Available data —
+++++

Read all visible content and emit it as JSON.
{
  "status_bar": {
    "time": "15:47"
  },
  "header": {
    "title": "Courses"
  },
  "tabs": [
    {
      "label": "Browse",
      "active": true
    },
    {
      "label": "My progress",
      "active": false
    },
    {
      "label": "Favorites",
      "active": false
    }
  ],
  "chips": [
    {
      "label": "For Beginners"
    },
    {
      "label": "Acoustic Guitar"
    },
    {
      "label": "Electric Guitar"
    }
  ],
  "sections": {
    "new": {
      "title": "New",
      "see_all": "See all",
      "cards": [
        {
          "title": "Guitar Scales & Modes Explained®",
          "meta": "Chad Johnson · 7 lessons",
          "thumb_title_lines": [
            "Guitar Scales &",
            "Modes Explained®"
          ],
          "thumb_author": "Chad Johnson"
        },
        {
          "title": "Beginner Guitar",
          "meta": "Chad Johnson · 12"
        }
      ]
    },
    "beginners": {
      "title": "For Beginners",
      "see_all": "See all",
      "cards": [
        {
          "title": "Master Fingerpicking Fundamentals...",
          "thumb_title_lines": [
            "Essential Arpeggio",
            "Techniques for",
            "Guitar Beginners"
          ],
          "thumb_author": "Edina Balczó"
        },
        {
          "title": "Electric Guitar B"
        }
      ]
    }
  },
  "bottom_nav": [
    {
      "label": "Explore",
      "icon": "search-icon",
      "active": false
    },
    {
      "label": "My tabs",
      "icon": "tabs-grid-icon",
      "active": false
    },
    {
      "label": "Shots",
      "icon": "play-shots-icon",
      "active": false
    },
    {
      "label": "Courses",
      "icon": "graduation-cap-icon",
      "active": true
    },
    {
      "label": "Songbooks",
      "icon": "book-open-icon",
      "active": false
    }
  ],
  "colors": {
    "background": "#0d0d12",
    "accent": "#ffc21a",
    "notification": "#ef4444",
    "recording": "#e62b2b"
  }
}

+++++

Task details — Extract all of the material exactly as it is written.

Task result —
Read all visible content and emit it as JSON.
{
  "status_bar": {
    "time": "15:47"
  },
  "header": {
    "title": "Courses"
  },
  "tabs": [
    {
      "label": "Browse",
      "active": true
    },
    {
      "label": "My progress",
      "active": false
    },
    {
      "label": "Favorites",
      "active": false
    }
  ],
  "chips": [
    {
      "label": "For Beginners"
    },
    {
      "label": "Acoustic Guitar"
    },
    {
      "label": "Electric Guitar"
    }
  ],
  "sections": {
    "new": {
      "title": "New",
      "see_all": "See all",
      "cards": [
        {
          "title": "Guitar Scales & Modes Explained®",
          "meta": "Chad Johnson · 7 lessons",
          "thumb_title_lines": [
            "Guitar Scales &",
            "Modes Explained®"
          ],
          "thumb_author": "Chad Johnson"
        },
        {
          "title": "Beginner Guitar",
          "meta": "Chad Johnson · 12"
        }
      ]
    },
    "beginners": {
      "title": "For Beginners",
      "see_all": "See all",
      "cards": [
        {
          "title": "Master Fingerpicking Fundamentals...",
          "thumb_title_lines": [
            "Essential Arpeggio",
            "Techniques for",
            "Guitar Beginners"
          ],
          "thumb_author": "Edina Balczó"
        },
        {
          "title": "Electric Guitar B"
        }
      ]
    }
  },
  "bottom_nav": [
    {
      "label": "Explore",
      "icon": "search-icon",
      "active": false
    },
    {
      "label": "My tabs",
      "icon": "tabs-grid-icon",
      "active": false
    },
    {
      "label": "Shots",
      "icon": "play-shots-icon",
      "active": false
    },
    {
      "label": "Courses",
      "icon": "graduation-cap-icon",
      "active": true
    },
    {
      "label": "Songbooks",
      "icon": "book-open-icon",
      "active": false
    }
  ],
  "colors": {
    "background": "#0d0d12",
    "accent": "#ffc21a",
    "notification": "#ef4444",
    "recording": "#e62b2b"
  }
}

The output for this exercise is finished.